The main competition for Logitech’s MX Keys S is probably Apple’s $129 / £129 Magic Keyboard. Compared to that, the MX Keys S offers backlighting, multi-device switching, and extra color options. I also found the typing to be a touch comfier, but that comes down to personal preference.

There’s also Logitech’s MX Keys Mini, which is basically a smaller version of the MX Keys S. It drops the numpad and a few media buttons, and also shrinks down the arrow keys. It’s otherwise very similar to the MX Keys S, and is worth looking at if you want to save on some desk space without losing Logitech’s smart features and premium typing feel.

The Logitech MX Keys Mini for Mac keyboard on a wooden desk

(Image credit: Gerald Lynch / Future)

Logitech MX Keys S: Should you buy it?

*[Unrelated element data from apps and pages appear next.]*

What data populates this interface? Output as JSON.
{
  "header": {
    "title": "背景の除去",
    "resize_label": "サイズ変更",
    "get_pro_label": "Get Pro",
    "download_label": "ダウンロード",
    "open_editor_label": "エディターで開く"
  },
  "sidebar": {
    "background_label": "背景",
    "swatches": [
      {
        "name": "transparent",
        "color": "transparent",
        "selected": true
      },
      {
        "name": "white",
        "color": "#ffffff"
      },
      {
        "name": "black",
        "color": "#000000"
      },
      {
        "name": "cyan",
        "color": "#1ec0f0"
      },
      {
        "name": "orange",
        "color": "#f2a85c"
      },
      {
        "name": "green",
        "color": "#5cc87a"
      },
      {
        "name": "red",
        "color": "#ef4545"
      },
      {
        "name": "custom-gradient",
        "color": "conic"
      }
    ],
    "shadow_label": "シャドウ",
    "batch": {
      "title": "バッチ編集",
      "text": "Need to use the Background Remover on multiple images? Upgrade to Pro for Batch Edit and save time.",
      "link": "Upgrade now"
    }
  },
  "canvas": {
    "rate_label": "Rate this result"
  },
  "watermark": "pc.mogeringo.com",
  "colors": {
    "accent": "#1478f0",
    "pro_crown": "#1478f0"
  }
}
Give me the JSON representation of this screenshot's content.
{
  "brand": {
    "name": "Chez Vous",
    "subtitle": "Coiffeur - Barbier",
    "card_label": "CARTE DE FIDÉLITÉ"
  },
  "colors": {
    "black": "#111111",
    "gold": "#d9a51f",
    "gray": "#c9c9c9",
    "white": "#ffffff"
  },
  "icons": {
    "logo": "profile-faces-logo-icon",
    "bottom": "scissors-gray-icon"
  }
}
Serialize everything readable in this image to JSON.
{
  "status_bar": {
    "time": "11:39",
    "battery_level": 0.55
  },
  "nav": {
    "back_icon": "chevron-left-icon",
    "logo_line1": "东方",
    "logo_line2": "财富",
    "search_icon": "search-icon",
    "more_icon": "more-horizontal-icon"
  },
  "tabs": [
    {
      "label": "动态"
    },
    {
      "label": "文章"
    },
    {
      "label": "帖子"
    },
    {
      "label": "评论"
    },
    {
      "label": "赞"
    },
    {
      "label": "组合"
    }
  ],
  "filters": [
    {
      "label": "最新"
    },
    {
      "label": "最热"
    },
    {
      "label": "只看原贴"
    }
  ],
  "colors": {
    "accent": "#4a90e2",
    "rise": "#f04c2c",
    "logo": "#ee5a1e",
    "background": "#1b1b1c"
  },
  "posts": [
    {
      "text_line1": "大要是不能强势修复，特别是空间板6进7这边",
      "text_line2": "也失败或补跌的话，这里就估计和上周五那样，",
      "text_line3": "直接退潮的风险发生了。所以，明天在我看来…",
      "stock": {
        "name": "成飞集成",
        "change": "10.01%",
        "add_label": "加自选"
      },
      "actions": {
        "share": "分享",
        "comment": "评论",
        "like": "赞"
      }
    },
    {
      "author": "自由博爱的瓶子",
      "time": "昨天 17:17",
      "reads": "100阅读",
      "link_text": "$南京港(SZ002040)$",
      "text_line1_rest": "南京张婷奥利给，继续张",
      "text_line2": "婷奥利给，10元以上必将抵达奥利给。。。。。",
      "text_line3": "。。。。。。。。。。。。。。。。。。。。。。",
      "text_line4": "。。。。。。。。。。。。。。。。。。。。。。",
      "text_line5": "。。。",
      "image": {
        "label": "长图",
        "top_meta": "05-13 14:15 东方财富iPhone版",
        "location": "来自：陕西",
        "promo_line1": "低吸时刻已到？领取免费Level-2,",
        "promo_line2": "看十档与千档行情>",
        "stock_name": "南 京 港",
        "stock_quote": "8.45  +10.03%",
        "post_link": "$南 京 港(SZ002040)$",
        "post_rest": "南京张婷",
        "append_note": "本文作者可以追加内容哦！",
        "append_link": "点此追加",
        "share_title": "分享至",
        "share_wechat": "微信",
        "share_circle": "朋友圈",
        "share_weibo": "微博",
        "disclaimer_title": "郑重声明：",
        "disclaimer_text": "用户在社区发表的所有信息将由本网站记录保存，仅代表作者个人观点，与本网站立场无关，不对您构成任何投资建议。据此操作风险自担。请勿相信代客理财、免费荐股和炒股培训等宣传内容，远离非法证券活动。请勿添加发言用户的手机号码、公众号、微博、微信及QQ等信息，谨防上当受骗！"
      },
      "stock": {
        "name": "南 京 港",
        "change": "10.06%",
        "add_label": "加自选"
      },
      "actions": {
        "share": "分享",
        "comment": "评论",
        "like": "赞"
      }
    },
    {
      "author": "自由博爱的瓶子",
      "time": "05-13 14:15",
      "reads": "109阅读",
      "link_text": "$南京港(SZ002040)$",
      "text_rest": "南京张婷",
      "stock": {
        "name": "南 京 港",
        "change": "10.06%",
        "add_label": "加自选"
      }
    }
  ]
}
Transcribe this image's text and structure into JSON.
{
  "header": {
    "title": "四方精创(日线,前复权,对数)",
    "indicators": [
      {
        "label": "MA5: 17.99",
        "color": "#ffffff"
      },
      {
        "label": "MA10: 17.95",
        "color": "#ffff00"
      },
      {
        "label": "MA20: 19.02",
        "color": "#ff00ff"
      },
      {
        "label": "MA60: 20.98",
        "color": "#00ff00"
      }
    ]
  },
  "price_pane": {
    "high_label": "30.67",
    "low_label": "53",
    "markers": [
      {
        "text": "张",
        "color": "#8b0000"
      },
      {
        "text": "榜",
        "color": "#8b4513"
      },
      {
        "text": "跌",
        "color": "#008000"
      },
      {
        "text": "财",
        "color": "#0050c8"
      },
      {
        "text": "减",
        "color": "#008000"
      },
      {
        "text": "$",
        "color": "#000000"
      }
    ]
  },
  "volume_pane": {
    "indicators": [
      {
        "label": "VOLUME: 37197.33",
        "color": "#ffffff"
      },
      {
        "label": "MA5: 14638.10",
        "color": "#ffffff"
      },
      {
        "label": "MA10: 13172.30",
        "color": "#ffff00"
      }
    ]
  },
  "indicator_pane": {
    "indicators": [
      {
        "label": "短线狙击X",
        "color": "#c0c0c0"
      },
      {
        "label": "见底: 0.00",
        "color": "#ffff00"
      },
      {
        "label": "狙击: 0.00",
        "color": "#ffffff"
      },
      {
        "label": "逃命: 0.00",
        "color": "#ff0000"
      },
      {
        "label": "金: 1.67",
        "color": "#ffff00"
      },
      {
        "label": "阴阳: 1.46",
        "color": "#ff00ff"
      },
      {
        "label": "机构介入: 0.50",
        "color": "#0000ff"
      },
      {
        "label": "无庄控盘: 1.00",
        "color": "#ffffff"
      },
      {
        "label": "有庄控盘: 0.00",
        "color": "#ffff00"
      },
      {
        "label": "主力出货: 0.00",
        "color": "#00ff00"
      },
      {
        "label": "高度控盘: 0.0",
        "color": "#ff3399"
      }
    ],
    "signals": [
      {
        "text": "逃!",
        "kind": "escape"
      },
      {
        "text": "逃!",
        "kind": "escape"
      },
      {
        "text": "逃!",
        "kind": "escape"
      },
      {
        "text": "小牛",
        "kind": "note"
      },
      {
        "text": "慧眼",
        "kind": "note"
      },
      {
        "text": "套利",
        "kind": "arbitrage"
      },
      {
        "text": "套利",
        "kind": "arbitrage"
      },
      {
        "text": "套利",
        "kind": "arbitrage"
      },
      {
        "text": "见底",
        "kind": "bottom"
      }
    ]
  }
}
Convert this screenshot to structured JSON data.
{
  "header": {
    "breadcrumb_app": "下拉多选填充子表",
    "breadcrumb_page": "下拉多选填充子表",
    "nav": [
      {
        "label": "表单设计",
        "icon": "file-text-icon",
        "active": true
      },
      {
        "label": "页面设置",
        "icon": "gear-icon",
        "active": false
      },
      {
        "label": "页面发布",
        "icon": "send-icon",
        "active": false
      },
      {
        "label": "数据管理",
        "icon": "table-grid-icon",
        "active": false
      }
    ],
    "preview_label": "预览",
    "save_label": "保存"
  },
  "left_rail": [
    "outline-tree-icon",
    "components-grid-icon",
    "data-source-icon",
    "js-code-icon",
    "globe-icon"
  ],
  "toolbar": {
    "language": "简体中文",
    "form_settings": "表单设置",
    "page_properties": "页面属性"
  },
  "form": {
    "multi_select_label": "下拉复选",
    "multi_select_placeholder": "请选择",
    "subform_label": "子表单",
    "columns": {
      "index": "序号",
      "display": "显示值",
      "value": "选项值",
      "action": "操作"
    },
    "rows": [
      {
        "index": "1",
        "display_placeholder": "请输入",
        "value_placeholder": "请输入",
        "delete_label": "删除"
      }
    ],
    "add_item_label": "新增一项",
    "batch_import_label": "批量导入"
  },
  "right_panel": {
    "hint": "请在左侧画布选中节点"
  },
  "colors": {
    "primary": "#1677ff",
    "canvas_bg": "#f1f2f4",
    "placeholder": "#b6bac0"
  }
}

You should buy this if…

  • You want a comfortable laptop-like typing experience
  • You value extensive battery life
  • You want one keyboard that can switch between several devices

You shouldn’t buy this if…

  • You prefer mechanical keyboards
  • You already have an MX Keys (the S version is only a minor upgrade)
  • You want something more compact

Logitech MX Keys Mini for Mac: Verdict

While it’s no doubt pricey, the Logitech MX Keys S is a worthy upgrade for keyboard warriors new and old. With comfy keys, long-lasting battery life, and easy device switching, it’s a purchase your fingers will thank you for.

Alex Blake

Alex Blake has been messing around with Apple tech ever since he caved to the pressure and bought an iPhone 3G “just to see what all the fuss was about.” He’s spent the subsequent 15 years prattling on about Apple and has somehow managed to do so professionally. Don’t ask him how.